I make it no secret that I did not always enjoy school. But I absolutely loved 3rd grade! I can still remember the tadpoles we watched turn into frogs and the pet bird that she brought to the classroom. Her read alouds were epic and I was always tuned in. I recall one time where Mrs. Hogan was reading to the class and she really got into character. She was so animated with her reading that she had to pause to make sure that the principal wasn’t coming to investigate the ruckus. Like everything she did, we ate it up! At the end of the year, Mrs. Hogan had each of us make a book of our best 3rd grade writing. The book gave us a chance to showcase our work, but I think the real purpose was to provide our parents with a keepsake. Wouldn’t you know it, that book became a keepsake for me instead (sorry Mom and Dad). Now that I am a 3rd grade teacher, I keep that special book in my classroom. My students love to read my writing from the time when I was their age. I love to read the written feedback that Mrs. Hogan left for me 30 years ago. That book is just one reminder of the special year I shared with her and the impact that she had on my life.
Two years ago I was back in my hometown in New Jersey, visiting many of the places that shaped my childhood. I tend to be sentimental, so taking it all in was a powerful experience. But the most powerful of them all was visiting Mrs. Hogan in the nursing home. It had been almost 30 years since I was one of her 3rd graders, but she remembered exactly who I was. We shared some great memories and unforgettable stories.

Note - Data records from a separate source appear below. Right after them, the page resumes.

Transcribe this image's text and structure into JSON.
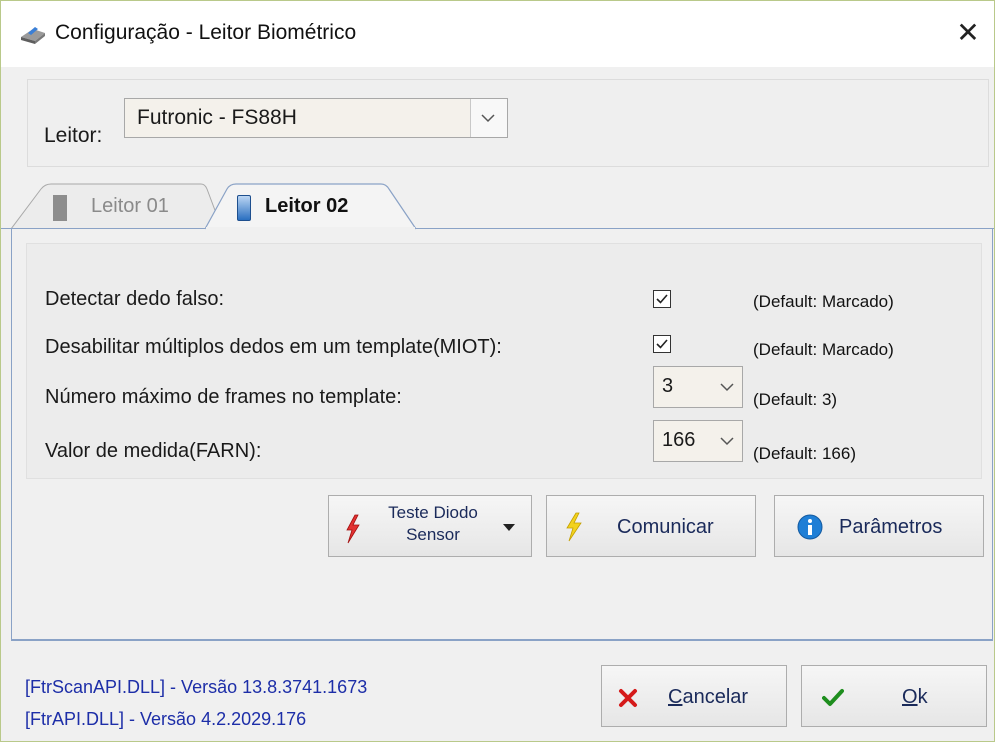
{
  "window": {
    "title": "Configuração - Leitor Biométrico",
    "close_glyph": "✕"
  },
  "reader": {
    "label": "Leitor:",
    "selected": "Futronic - FS88H"
  },
  "tabs": [
    {
      "label": "Leitor 01",
      "active": false
    },
    {
      "label": "Leitor 02",
      "active": true
    }
  ],
  "settings": {
    "fake_finger": {
      "label": "Detectar dedo falso:",
      "checked": true,
      "default": "(Default: Marcado)"
    },
    "multi_finger": {
      "label": "Desabilitar múltiplos dedos em um template(MIOT):",
      "checked": true,
      "default": "(Default: Marcado)"
    },
    "max_frames": {
      "label": "Número máximo de frames no template:",
      "value": "3",
      "default": "(Default: 3)"
    },
    "farn": {
      "label": "Valor de medida(FARN):",
      "value": "166",
      "default": "(Default: 166)"
    }
  },
  "actions": {
    "test_diode_line1": "Teste Diodo",
    "test_diode_line2": "Sensor",
    "communicate": "Comunicar",
    "parameters": "Parâmetros"
  },
  "footer": {
    "version1": "[FtrScanAPI.DLL] - Versão 13.8.3741.1673",
    "version2": "[FtrAPI.DLL] - Versão 4.2.2029.176",
    "cancel_first": "C",
    "cancel_rest": "ancelar",
    "ok_first": "O",
    "ok_rest": "k"
  },
  "icons": {
    "app": "biometric-reader-icon",
    "close": "close-icon",
    "dropdown": "chevron-down-icon",
    "tab1": "reader-device-gray-icon",
    "tab2": "reader-device-blue-icon",
    "checkbox": "checkmark-icon",
    "test": "red-lightning-icon",
    "split": "caret-down-icon",
    "communicate": "yellow-lightning-icon",
    "parameters": "info-icon",
    "cancel": "red-x-icon",
    "ok": "green-check-icon"
  },
  "colors": {
    "link_blue": "#1d2ea8",
    "tab_border": "#8aa2c6",
    "cancel_red": "#d51a1a",
    "ok_green": "#1e8e1e",
    "info_blue": "#1f7fd6"
  }
}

As I pushed her around in her wheel chair, I told her about the incredible impact she had on my life. I also told her that I was now a 3rd grade teacher, trying to give my students the same blessings that she had given to me. My sister was with me during that visit because she too was one of Mrs. Hogan’s 3rd graders back in the 80’s. And believe it or not, my sister is also a 3rd grade teacher. So there we sat, three 3rd grade teachers. We reveled in the memories of one classroom with a beautiful history, while celebrating two classrooms attempting to carry on that legacy. On one hand, I felt proud to talk about my role as a teacher. On the other hand, I felt like a happy little kid whose teacher loved him.
Driving away from that nursing home, my heart was so full. My whole family was in the car, and my mom decided to share one more story about Mrs. Hogan. It turns out, that the year after I had Mrs. Hogan; my 4th grade teachers wanted to put me on medicine. As any good parent does, my mom sought the advice from the teacher where I had found success. Mrs. Hogan’s response was simple and firm. She told my mom, “Don’t you dare let anyone put my Colin on meds!” That settled it. Period. I can’t believe how much this wonderful lady actually cared about me. She didn’t just know my reading ability or math skills. She knew me. And she loved me. I’ll never forget how she called her class “Hogan’s Heroes.” And that is certainly the way she made her students feel. We all felt like heroes. Ironically, it was Mrs. Hogan who was the hero all along. Thank you Mrs. Hogan. May you rest in peace knowing that you made many lives better, especially mine. May we all be so lucky to have a teacher like Mrs. Hogan.